  1. We know you offer an innovative monthly subscription service; can you elaborate about what other services you provide?

Subscription is our main focus – we wanted to change people’s minds about socks. We get that there are people that won’t subscribe but want to buy in packs or customizable. We do also offer custom corporate boxes – we have created some for companies like Chick-fil-A and Coca-Cola. We really like dealing with different companies, their stories, and why they might be interested in this product to show off their brand. They can show off their personality which is really important to brands right now. We had people who were subscribers and asked if we could make a custom version for them. You could say we kind of got pushed into this world and started our own program.

  1. What has been the most surprising part of running your own company?

I think the most surprising part has been the fulfillment or satisfaction from employing really good people. For the first 2-3 years it was just me and my partner. We were nervous to start bringing on employees but it has been nothing but the greatest experience to be able to provide salaries, a great work place, and fun for others. We have seven full-time employees and eight part-time employees – helping them pay for their house and car is one of my proudest achievements.

  1. What’s the number one thing you learned at UGA that has prepared you for what you are doing now?

I really learned the idea of sharpening my networking skills; a lot of it has to do with my experience at Georgia and that it is such a large community. Georgia was a microcosm of the entrepreneurial world where people are all looking for their place and role in the world – it’s allowed me to connect and build community with other entrepreneurs.

  1. What’s your favorite pair of socks right now?

My favorite pair is planetariums; it has a bunch of stars and planets on it – so I am nerd at heart.

  1. What do you enjoy about being an entrepreneur?

I love being able to employ hard-working and talented people, and I love the idea of being able to create something that people love, use, and enjoy. That you can really shape your own future and brighten other peoples’ lives along the way is humbling and exciting.

  1. What do you think are some of the values that have made you successful or what do you value as a company?

Our motto and our words to live by are “elevate the everyday, every month.” We want both our members and our employees to have a great experience – we strive to make the everyday extraordinary. We aren’t saving the world, but we are making really great socks. And if we can make everything a little bit better, that’s our goal. We really strive to make the mundane a little more magical.

  1. Do you have any advice for future Bulldog entrepreneurs? 

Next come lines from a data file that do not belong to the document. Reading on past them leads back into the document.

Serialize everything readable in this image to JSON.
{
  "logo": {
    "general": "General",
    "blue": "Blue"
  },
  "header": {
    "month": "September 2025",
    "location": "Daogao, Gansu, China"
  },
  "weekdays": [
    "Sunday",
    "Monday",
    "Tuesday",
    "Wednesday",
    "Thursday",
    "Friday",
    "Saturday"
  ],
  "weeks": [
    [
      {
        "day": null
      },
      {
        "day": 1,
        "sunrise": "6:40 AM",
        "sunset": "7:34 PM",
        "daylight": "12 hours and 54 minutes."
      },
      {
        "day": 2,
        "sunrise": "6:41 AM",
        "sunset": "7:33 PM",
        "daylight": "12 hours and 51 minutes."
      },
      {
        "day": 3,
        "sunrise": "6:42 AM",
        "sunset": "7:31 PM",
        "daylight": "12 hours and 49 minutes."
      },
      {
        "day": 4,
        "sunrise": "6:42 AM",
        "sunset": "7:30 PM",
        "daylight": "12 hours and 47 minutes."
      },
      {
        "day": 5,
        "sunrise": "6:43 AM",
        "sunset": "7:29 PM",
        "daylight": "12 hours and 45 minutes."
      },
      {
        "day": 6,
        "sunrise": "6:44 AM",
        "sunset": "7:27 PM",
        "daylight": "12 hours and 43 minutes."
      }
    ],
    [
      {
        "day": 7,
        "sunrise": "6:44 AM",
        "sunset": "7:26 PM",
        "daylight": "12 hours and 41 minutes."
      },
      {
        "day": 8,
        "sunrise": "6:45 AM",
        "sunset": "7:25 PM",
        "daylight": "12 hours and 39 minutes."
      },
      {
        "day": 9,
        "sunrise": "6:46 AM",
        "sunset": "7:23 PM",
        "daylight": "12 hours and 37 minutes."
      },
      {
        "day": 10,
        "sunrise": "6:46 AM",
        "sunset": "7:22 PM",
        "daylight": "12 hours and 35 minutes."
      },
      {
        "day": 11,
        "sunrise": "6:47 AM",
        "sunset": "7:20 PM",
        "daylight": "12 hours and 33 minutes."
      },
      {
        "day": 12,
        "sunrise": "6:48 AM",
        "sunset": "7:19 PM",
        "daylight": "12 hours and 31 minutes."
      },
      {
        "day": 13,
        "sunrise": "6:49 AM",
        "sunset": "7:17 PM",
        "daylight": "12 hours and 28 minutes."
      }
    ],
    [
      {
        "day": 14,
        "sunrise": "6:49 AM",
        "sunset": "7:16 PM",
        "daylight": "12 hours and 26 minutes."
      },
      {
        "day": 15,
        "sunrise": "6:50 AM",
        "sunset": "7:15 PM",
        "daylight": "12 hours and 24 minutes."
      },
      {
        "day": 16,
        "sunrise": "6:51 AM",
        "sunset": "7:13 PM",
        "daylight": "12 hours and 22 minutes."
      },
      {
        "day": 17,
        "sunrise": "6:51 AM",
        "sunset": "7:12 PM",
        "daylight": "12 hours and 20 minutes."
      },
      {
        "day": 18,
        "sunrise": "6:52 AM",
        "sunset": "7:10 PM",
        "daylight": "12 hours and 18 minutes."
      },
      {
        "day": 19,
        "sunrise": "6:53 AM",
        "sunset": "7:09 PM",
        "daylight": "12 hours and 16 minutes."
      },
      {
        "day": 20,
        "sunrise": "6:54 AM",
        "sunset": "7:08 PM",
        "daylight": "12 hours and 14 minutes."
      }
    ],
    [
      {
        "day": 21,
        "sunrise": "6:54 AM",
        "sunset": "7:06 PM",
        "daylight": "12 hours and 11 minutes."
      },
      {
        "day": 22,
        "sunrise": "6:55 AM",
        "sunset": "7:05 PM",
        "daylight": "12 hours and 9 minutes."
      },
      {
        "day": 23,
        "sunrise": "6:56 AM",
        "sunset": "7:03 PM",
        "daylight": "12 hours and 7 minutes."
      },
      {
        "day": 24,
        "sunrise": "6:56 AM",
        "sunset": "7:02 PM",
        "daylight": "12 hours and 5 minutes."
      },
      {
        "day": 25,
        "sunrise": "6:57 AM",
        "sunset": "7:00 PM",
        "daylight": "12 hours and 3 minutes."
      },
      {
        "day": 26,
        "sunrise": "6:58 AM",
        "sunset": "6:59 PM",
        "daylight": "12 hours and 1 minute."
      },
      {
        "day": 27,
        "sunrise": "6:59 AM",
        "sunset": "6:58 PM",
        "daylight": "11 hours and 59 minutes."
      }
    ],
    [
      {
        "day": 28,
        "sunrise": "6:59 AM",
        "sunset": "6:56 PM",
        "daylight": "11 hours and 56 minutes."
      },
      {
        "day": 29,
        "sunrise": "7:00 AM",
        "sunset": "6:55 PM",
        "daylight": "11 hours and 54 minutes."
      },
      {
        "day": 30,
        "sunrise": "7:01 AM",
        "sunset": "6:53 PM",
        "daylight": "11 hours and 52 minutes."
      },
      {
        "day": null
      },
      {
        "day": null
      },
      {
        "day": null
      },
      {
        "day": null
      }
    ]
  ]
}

Luckily, you have a leg up if you are going to the University of Georgia. I want to borrow from Nike and say “Just Do It.” There are risks and you’re going to have convince yourself, but you just have to start. Starting is the hardest part. Odds are you will fail, but you can’t let it stop your dreams. Focus on the bigger pictures and get going – if you’re smart and a savvy, hungry person, you will make it work.

Maria Taylor shares her experiences with future leaders

Maria Taylor (ABJ ’09, MBA ’13) is an alumna who models what it means to be committed to the University of Georgia. Most recently, Maria participated in the Terry Leadership Speaker Series where she shared her wisdom and experiences with UGA students 

A breakthrough reporter on the national stage, Maria became the first black female to co-host ESPN’s College Gameday, and she is currently in her second season. Maria has a passion for developing leaders–whether it is through her charity, The Winning Edge Leadership Academy, or by serving on the Grady Society Alumni Board 

As a double Dawg, Maria earned her bachelor’s degree in broadcast news in 2009, and her MBA in 2013. She was a student athlete in two sports: basketball and volleyball. During the Terry event in the UGA Chapel, Maria was interviewed by Kendall Kazor (BBA ’19), a fellow UGA volleyball alumna.

Opportunities are nearly endless for graduates to return to campus–like Maria–and share their advice and experiences with fellow students. Interested? The UGA Alumni Association can help connect you with the right person on campus.